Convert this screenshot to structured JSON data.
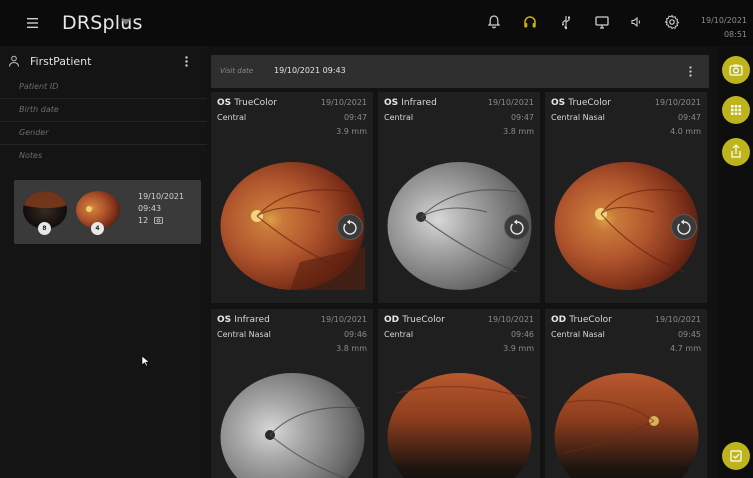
{
  "app": {
    "title": "DRSplus"
  },
  "topbar": {
    "date": "19/10/2021",
    "time": "08:51"
  },
  "patient": {
    "name": "FirstPatient",
    "fields": [
      "Patient ID",
      "Birth date",
      "Gender",
      "Notes"
    ]
  },
  "visit_card": {
    "date": "19/10/2021",
    "time": "09:43",
    "count": "12",
    "badge_left": "8",
    "badge_right": "4"
  },
  "visit_bar": {
    "label": "Visit date",
    "value": "19/10/2021 09:43"
  },
  "cards": [
    {
      "eye": "OS",
      "mode": "TrueColor",
      "region": "Central",
      "date": "19/10/2021",
      "time": "09:47",
      "size": "3.9 mm",
      "kind": "color"
    },
    {
      "eye": "OS",
      "mode": "Infrared",
      "region": "Central",
      "date": "19/10/2021",
      "time": "09:47",
      "size": "3.8 mm",
      "kind": "ir"
    },
    {
      "eye": "OS",
      "mode": "TrueColor",
      "region": "Central Nasal",
      "date": "19/10/2021",
      "time": "09:47",
      "size": "4.0 mm",
      "kind": "color"
    },
    {
      "eye": "OS",
      "mode": "Infrared",
      "region": "Central Nasal",
      "date": "19/10/2021",
      "time": "09:46",
      "size": "3.8 mm",
      "kind": "ir"
    },
    {
      "eye": "OD",
      "mode": "TrueColor",
      "region": "Central",
      "date": "19/10/2021",
      "time": "09:46",
      "size": "3.9 mm",
      "kind": "color-dark"
    },
    {
      "eye": "OD",
      "mode": "TrueColor",
      "region": "Central Nasal",
      "date": "19/10/2021",
      "time": "09:45",
      "size": "4.7 mm",
      "kind": "color-dark"
    }
  ],
  "colors": {
    "accent": "#bdb51b",
    "headphone_active": "#d4b200"
  },
  "icons": [
    "menu-icon",
    "bell-icon",
    "headphones-icon",
    "usb-icon",
    "monitor-icon",
    "speaker-icon",
    "gear-icon",
    "user-icon",
    "camera-icon",
    "grid-icon",
    "share-icon",
    "checklist-icon",
    "rotate-icon"
  ]
}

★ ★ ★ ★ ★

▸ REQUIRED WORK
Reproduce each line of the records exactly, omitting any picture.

▸ EXERCISE RESPONSE
Convert this screenshot to structured JSON data.
{
  "app": {
    "title": "DRSplus"
  },
  "topbar": {
    "date": "19/10/2021",
    "time": "08:51"
  },
  "patient": {
    "name": "FirstPatient",
    "fields": [
      "Patient ID",
      "Birth date",
      "Gender",
      "Notes"
    ]
  },
  "visit_card": {
    "date": "19/10/2021",
    "time": "09:43",
    "count": "12",
    "badge_left": "8",
    "badge_right": "4"
  },
  "visit_bar": {
    "label": "Visit date",
    "value": "19/10/2021 09:43"
  },
  "cards": [
    {
      "eye": "OS",
      "mode": "TrueColor",
      "region": "Central",
      "date": "19/10/2021",
      "time": "09:47",
      "size": "3.9 mm",
      "kind": "color"
    },
    {
      "eye": "OS",
      "mode": "Infrared",
      "region": "Central",
      "date": "19/10/2021",
      "time": "09:47",
      "size": "3.8 mm",
      "kind": "ir"
    },
    {
      "eye": "OS",
      "mode": "TrueColor",
      "region": "Central Nasal",
      "date": "19/10/2021",
      "time": "09:47",
      "size": "4.0 mm",
      "kind": "color"
    },
    {
      "eye": "OS",
      "mode": "Infrared",
      "region": "Central Nasal",
      "date": "19/10/2021",
      "time": "09:46",
      "size": "3.8 mm",
      "kind": "ir"
    },
    {
      "eye": "OD",
      "mode": "TrueColor",
      "region": "Central",
      "date": "19/10/2021",
      "time": "09:46",
      "size": "3.9 mm",
      "kind": "color-dark"
    },
    {
      "eye": "OD",
      "mode": "TrueColor",
      "region": "Central Nasal",
      "date": "19/10/2021",
      "time": "09:45",
      "size": "4.7 mm",
      "kind": "color-dark"
    }
  ],
  "colors": {
    "accent": "#bdb51b",
    "headphone_active": "#d4b200"
  },
  "icons": [
    "menu-icon",
    "bell-icon",
    "headphones-icon",
    "usb-icon",
    "monitor-icon",
    "speaker-icon",
    "gear-icon",
    "user-icon",
    "camera-icon",
    "grid-icon",
    "share-icon",
    "checklist-icon",
    "rotate-icon"
  ]
}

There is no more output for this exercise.